Plants need water; it’s a fundamental truth, an observation stretching back to the earliest days of human civilization. Nowadays, however, we often see its converse: a case of water needing plants. Water purification is critical to human infrastructure, and effective sewage treatment plants are, in many regions, virtually necessary to sustain a settlement – urban or rural.
As part of its mission to improve human welfare, CNEWA is actively involved in the construction of treatment plants in underserved regions. Engineer Imad Abou Jaoude, of CNEWA’s Beirut office, recently visited one such plant in Lebanon, and had this to say:
On Wednesday, 27 July 2011, we took a group of students from the Environmental Health Department, part of the Faculty of Health Sciences at the American University of Beirut, to one of the environmental projects (the Maaser el Shouf Plant) that CNEWA executed in the Upper Shouf region five years ago through funding from USAID. The Maaser el Shouf Plant is one of the seven plants that were constructed in the Upper Shouf Region to serve 12 villages with a total population of 24,200 persons. These projects are considered vital, especially in the rural areas where the government doesn’t yet have any national plan regarding the treatment of wastewater. CNEWA’s intervention in this domain occurred after receiving requests from the inhabitants of many regions who are suffering from the pollution of their underground water and springs that form the main source of irrigation water, and in some cases even potable water.
It is worth mentioning that AUB is using our projects as exemplars, to demonstrate to their students both the newest techniques applied in this domain and the fruits of a successfully executed sewage plant project.
The students and their professor were impressed by the system used and by the quality of effluent produced, especially after they compared it to other similar projects they have visited. Our system is a user-friendly system that is easily operated and utilizes low energy while maintaining maximum efficiency. A well-trained team of local technicians is responsible for the plants’ operation, under the supervision of two engineers. To ensure the sustainability of these projects, we undertook two operations, both successful: first, launching intensive training and awareness campaigns that accompanied the project execution; second, fostering an agreement between the Union of Municipalities and the Water Committee in the region, giving this committee (which is considered professional) the responsibility to maintain these plants.

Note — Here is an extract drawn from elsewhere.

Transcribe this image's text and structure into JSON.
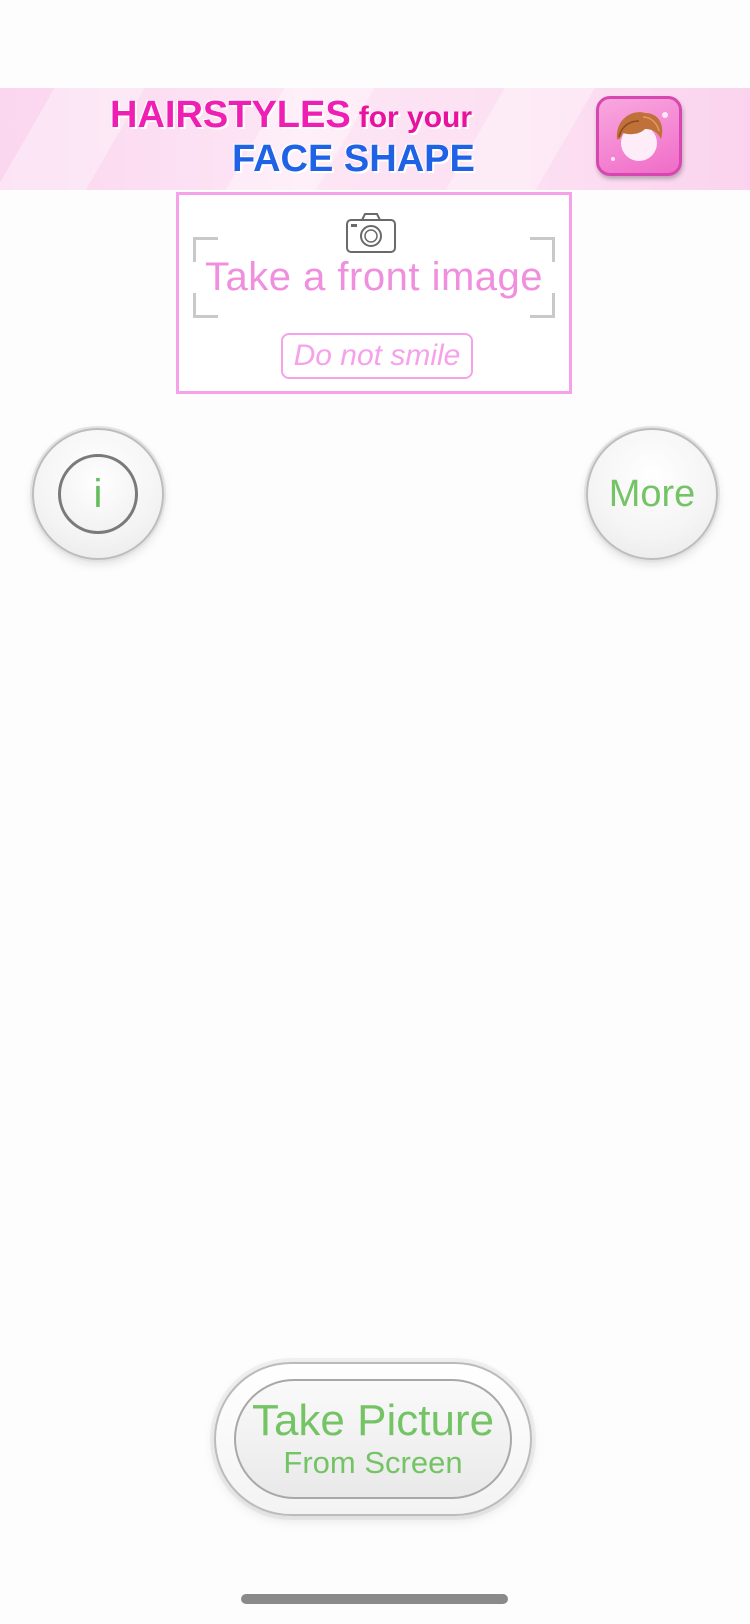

From the outset, the goal was to improve health and welfare in the Upper Shouf region. However, if a side effect is that we’ve given further resources to educators, so much the better!